Saying “the time to buy is now” may sound like trite salesmanship, but it’s the truth. Consider a few realities:

? The ballooning federal deficit will require significant tax increases to pay down.

? Your best clients will be the target of these increases.

? Although it has yet to be defined, there will be an estate tax, and likely a significant one.

? The tax characteristics of life insurance today are as favorable as ever.

? Because permanent life insurance is so favorable, the federal government could target it for revenue generation.

Once your clients understand these facts, they may be more inclined to start writing premium checks. Let’s consider a few strategies you can use to inspire the fence-sitters to action.

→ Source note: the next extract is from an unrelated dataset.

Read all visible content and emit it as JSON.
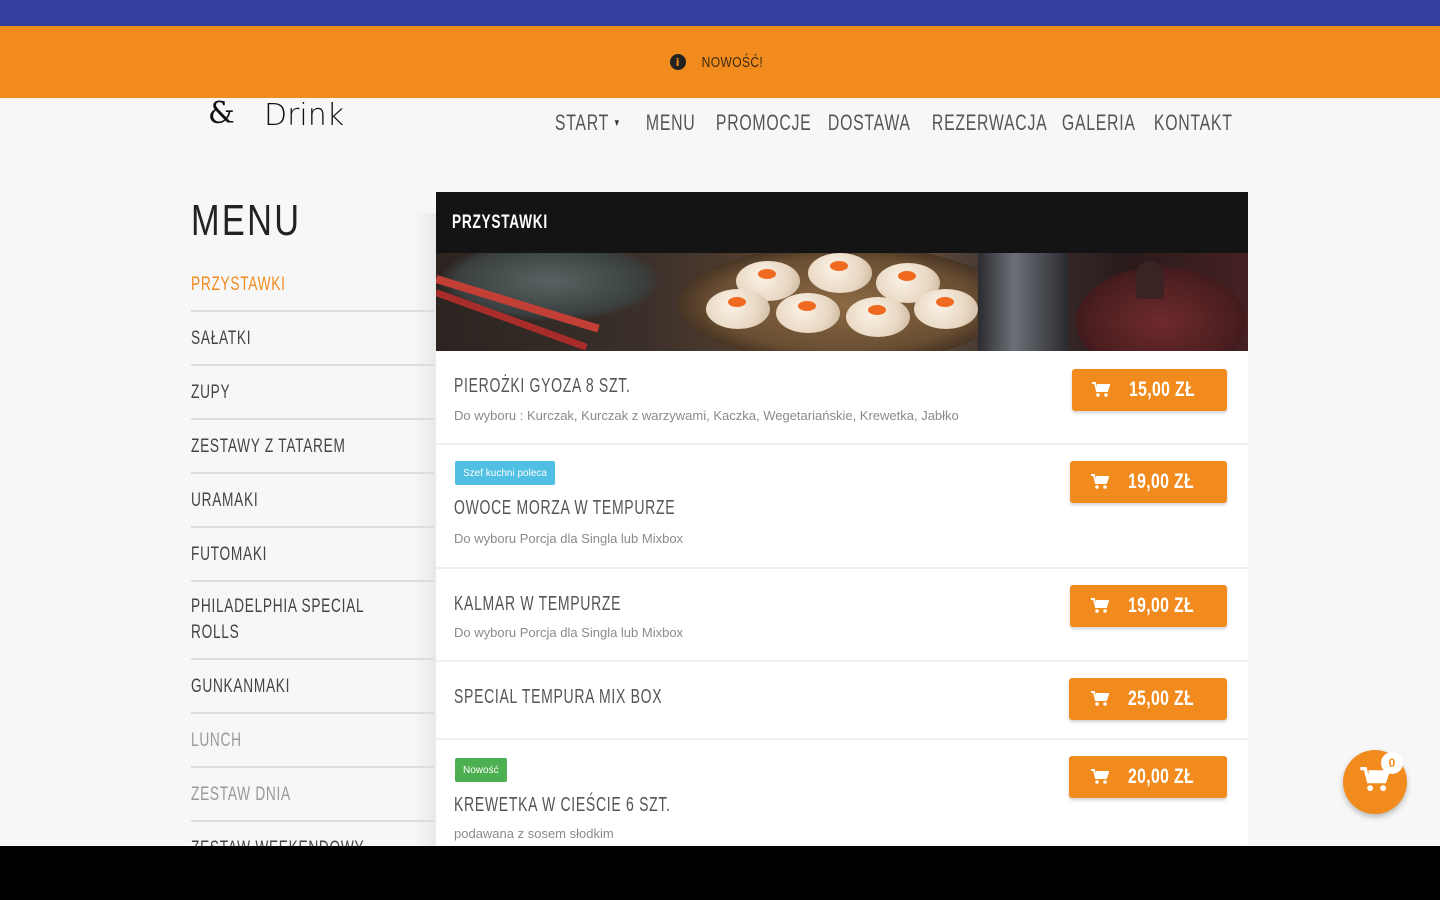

? Term life–With life insurance, the easy and inexpensive option has always been term life. But term life is often sold as a stand-alone solution, without a game plan for conversion to more comprehensive coverage. For clients who have long-term needs but short-term cash concerns, selling term with a time frame for conversion can help you position them for the coverage they’ll need down the road.

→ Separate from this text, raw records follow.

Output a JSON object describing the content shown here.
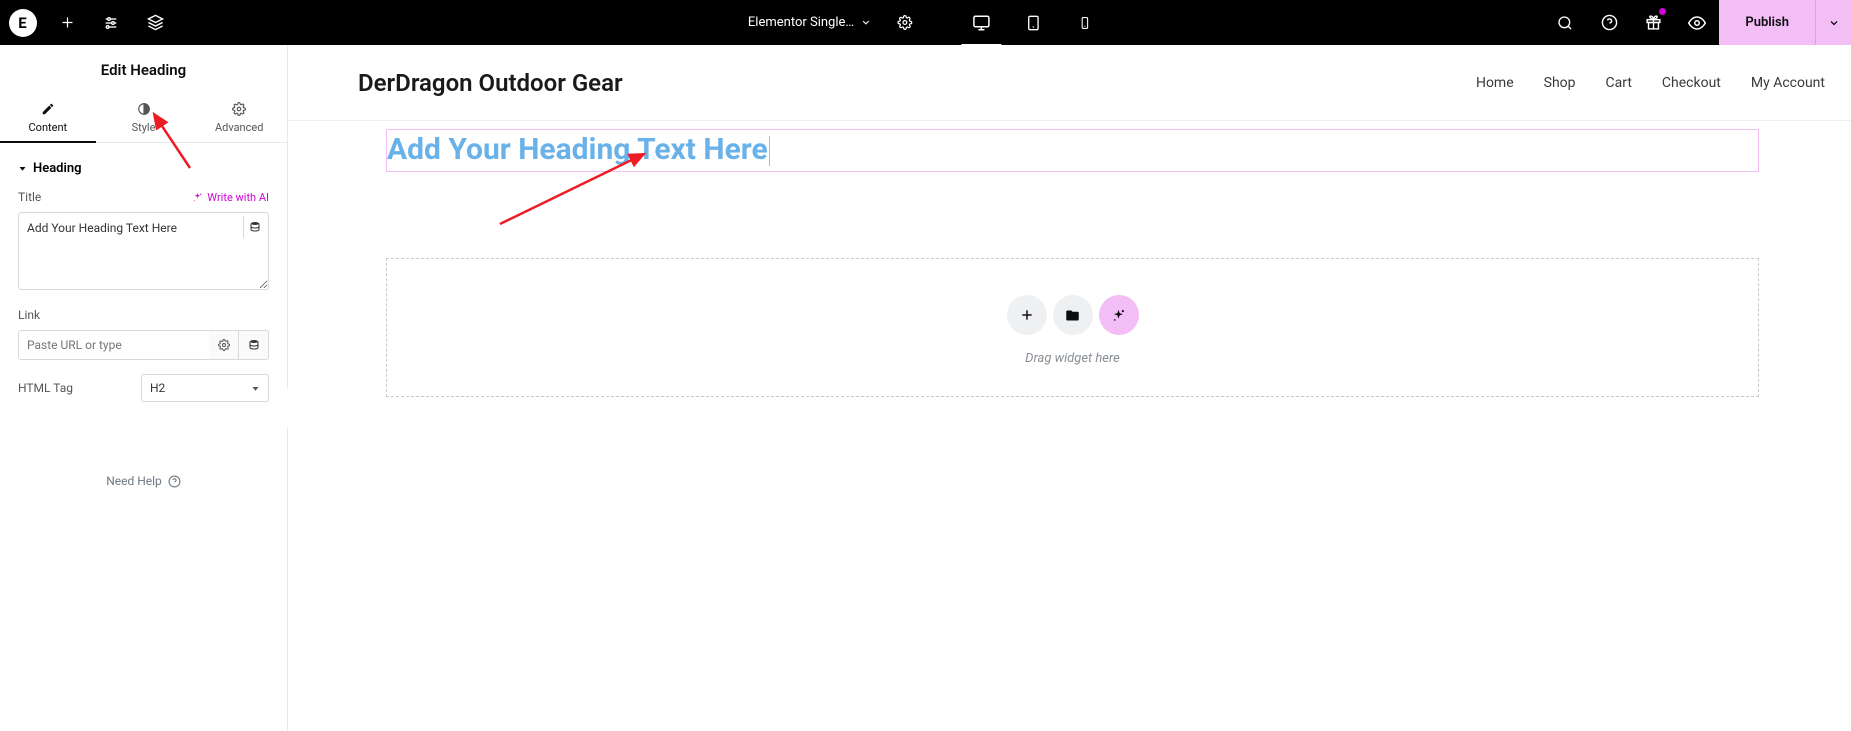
{
  "topbar": {
    "logo_letter": "E",
    "doc_title": "Elementor Single…",
    "publish_label": "Publish"
  },
  "panel": {
    "title": "Edit Heading",
    "tabs": {
      "content": "Content",
      "style": "Style",
      "advanced": "Advanced"
    },
    "section_heading": "Heading",
    "title_label": "Title",
    "write_with_ai": "Write with AI",
    "title_value": "Add Your Heading Text Here",
    "link_label": "Link",
    "link_placeholder": "Paste URL or type",
    "html_tag_label": "HTML Tag",
    "html_tag_value": "H2",
    "need_help": "Need Help"
  },
  "preview": {
    "site_title": "DerDragon Outdoor Gear",
    "nav": {
      "home": "Home",
      "shop": "Shop",
      "cart": "Cart",
      "checkout": "Checkout",
      "account": "My Account"
    },
    "heading_text": "Add Your Heading Text Here",
    "drop_text": "Drag widget here"
  }
}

? Universal life–Recent increases in premium costs have signaled that the party may soon be over for guaranteed no-lapse UL insurance. Companies are realizing that undercutting the competition by a buck isn’t a sustainable business model, particularly in this interest rate environment–and the premiums continue to escalate. If your clients are looking for low-cost lifetime death benefits with a guarantee, now is the time to buy a UL policy.

? Variable universal lifeWhen the market is in the doldrums, it makes sense that clients would avoid VUL coverage. But if your outlook is bullish, this may be the perfect time to take advantage of market volatility with systematic premiums into a VUL policy.

While much has been made about Roth conversions in 2010, VUL offers Roth-like tax treatment without limits. If clients are concerned about another dip in the market, indexed products provide more potential upside than many fixed products with downside protection. Why wait for tax rates to go up or the market to rise further?

Start Small, Think Big

Regardless of the type of policy you’re selling, it often makes sense to start with less coverage than your clients really need. You thereby allow them to get comfortable with the strategy–and decrease the odds that they’ll walk away with a “we’ll just hold off for now.”

When clients see the growth in even a small whole life or VUL policy in your next annual review, they may be willing to implement the full amount of coverage you recommend.

Weigh Cost Vs. Consequences

With costs continuing to rise, it’s important to be sure that insurance premiums fit into your clients’ budgets. Perhaps even more urgent is the need to discuss the potential consequences of not taking action.

Regardless of what estate taxes look like next year, or what the market situation and fiscal policy will be, the wait-and-see philosophy won’t take care of a family if tragedy strikes. Educating your clients about the worst- and best-case scenarios will help them understand why you’re recommending an insurance safety net.

From your clients’ perspective, to be bold brings risk; to wait and follow brings comfort. But in real-life storms, waiting leaves you unprepared and possibly underwater. In our business, it can leave clients undercapitalized or uninsurable.

With storms on the horizon in 2010, successful agents will help clients understand that now is the time to embrace insurance as their lifeboat. And when the flood comes, whether it’s a mere inconvenience or a soaking of biblical proportions, your grateful clients will thank you–and invite the people they care about into your boat.

Brian Harrison is the director of insurance marketing at Commonwealth Financial Network, Waltham, Mass. He can be reached at bharrison@commonwealth.com.